Work task => State the number of lines in the material below that have "terms" in them, without any other text.

--- Exercise inputs Enclosed Below ---

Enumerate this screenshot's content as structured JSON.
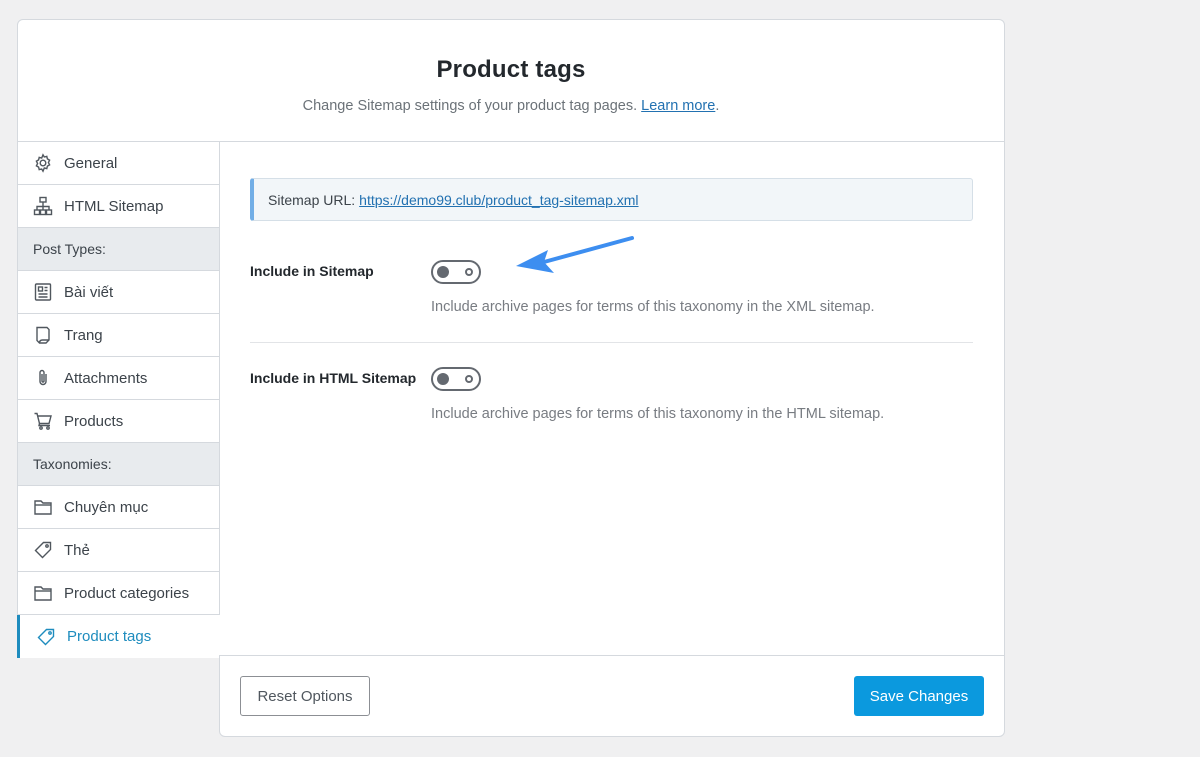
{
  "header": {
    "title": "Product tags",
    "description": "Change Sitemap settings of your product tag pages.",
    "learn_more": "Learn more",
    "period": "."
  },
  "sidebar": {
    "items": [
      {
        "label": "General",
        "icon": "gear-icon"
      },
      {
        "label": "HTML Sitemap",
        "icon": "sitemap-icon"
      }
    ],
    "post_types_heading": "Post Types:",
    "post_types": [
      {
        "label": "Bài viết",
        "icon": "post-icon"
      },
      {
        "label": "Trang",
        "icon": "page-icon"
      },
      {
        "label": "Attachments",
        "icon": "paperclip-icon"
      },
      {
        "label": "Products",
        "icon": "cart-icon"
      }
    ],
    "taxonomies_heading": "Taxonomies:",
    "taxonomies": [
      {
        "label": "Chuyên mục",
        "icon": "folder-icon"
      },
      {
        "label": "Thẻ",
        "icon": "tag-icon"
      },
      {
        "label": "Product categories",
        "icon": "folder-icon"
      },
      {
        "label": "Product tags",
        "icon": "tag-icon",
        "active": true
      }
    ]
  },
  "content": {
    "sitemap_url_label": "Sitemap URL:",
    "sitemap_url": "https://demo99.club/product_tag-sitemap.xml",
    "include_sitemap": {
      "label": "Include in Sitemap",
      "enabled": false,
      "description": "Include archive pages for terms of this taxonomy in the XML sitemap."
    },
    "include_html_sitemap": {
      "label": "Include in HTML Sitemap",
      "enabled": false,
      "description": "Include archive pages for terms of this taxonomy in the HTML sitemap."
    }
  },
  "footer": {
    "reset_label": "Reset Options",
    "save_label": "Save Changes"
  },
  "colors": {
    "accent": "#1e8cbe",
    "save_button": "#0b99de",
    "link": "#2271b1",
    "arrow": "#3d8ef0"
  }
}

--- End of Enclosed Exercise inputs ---

Written answer => 2